Mooring Your Boat
An alternative to anchoring is setting a mooring. A mooring consists of a ground anchor or weight that has a rope or chain attached to it with the other end tied to a floating buoy. There are rules and mooring designs that are required by the controlling authority that has jurisdiction where the mooring is located, and it is prudent to get all the facts prior to proceeding with the installation.
Ironically, the mushroom anchors discussed above, which are mostly used only for very small crafts like skiffs and canoes, are quite often used for mooring. However, mooring mushrooms can weigh several thousand pounds, which makes them sink deep into a soft seabed, creating an extremely strong suction.
Of course, something must hold the anchor rode at the surface, which is where mooring buoys come in. They usually come in several colors, such as the popular Jim Buoy, and others, like the Taylor Made Sur Moor buoy, can be painted any color you like. Most mooring buoys are round but some are cylindrical or even bell-shaped.
Shackles are a convenient and efficient method of holding all the important components of a mooring rode together. Shackles must be rated to match the load and are available in stainless, galvanized, or painted steel. Swivels are also used and help prevent the twisting in the anchor chain and rode that develops over time from swinging at anchor or a mooring.
Other anchoring and mooring hardware items you may need could include a mooring snubber, like this one from Taylor Made to prevent line breakage from sudden jolting and excess stretching. And that Taylor Made Sur Moor buoy we were talking about earlier? They make a convenient hardware kit expecially for that buoy that includes the rod, swivel, washers, and lock nuts.
You will find plenty of mooring buoys, line, and hardware from manufacturers such as Taylor Made, JimBuoy, Kong, Imtra, and Sea-Dog.

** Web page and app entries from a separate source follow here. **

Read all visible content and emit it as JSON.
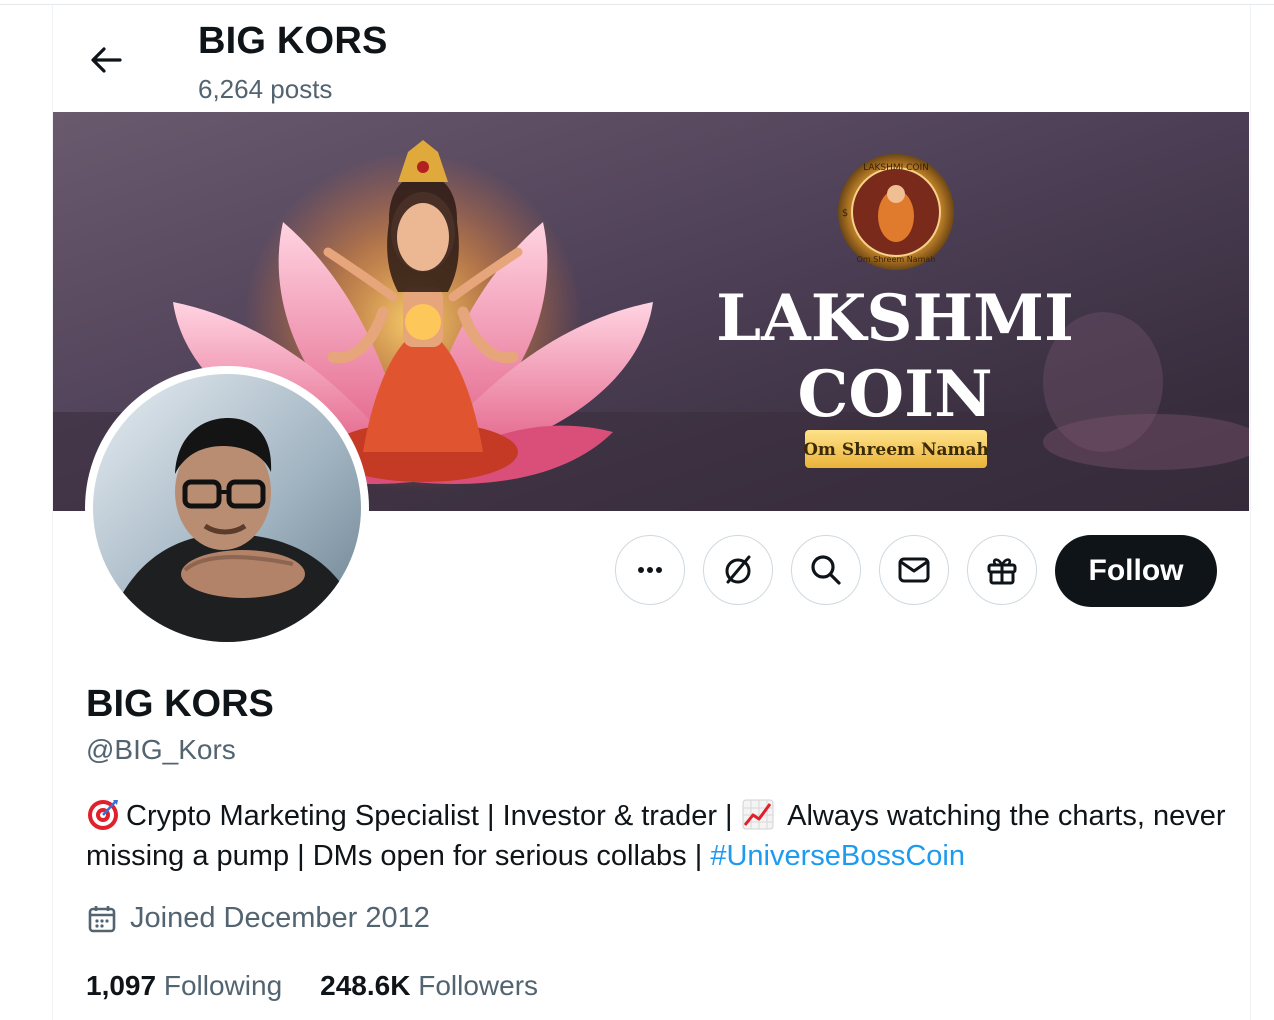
{
  "header": {
    "back_icon": "arrow-left-icon",
    "name": "BIG KORS",
    "posts": "6,264 posts"
  },
  "banner": {
    "coin_line1": "LAKSHMI",
    "coin_line2": "COIN",
    "tag": "Om Shreem Namah",
    "emblem_top": "LAKSHMI COIN",
    "emblem_bottom": "Om Shreem Namah",
    "emblem_side": "$"
  },
  "actions": {
    "more_icon": "more-dots-icon",
    "grok_icon": "grok-icon",
    "search_icon": "search-icon",
    "message_icon": "envelope-icon",
    "gift_icon": "gift-icon",
    "follow_label": "Follow"
  },
  "profile": {
    "display_name": "BIG KORS",
    "handle": "@BIG_Kors",
    "bio_part1": "Crypto Marketing Specialist |  Investor & trader  | ",
    "bio_part2": " Always watching the charts, never missing a pump  |  DMs open for serious collabs | ",
    "bio_hashtag": "#UniverseBossCoin",
    "bio_emoji1": "target-emoji",
    "bio_emoji2": "chart-increasing-emoji",
    "joined": "Joined December 2012",
    "joined_icon": "calendar-icon"
  },
  "stats": {
    "following_count": "1,097",
    "following_label": "Following",
    "followers_count": "248.6K",
    "followers_label": "Followers"
  },
  "colors": {
    "text": "#0f1419",
    "secondary": "#536471",
    "link": "#1d9bf0",
    "follow_bg": "#0f1419"
  }
}
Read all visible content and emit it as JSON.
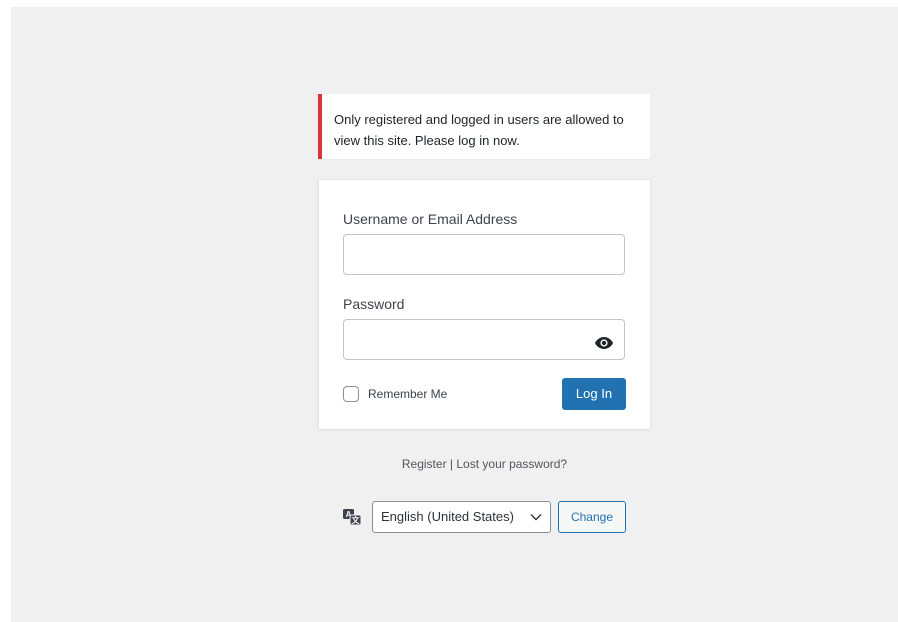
{
  "notice": {
    "message": "Only registered and logged in users are allowed to view this site. Please log in now."
  },
  "login_form": {
    "username_label": "Username or Email Address",
    "username_value": "",
    "password_label": "Password",
    "password_value": "",
    "show_password_icon": "eye-icon",
    "remember_label": "Remember Me",
    "remember_checked": false,
    "submit_label": "Log In"
  },
  "nav": {
    "register_label": "Register",
    "separator": "|",
    "lost_password_label": "Lost your password?"
  },
  "language": {
    "icon": "translation-icon",
    "selected": "English (United States)",
    "change_label": "Change"
  },
  "colors": {
    "background": "#f0f0f1",
    "error_accent": "#d63638",
    "primary": "#2271b1"
  }
}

Whether you're just starting out and need all-new ground tackle or simply need to replace anchor line, anchor chain, or hardware for your anchor rode, at Go2marine we're here to help.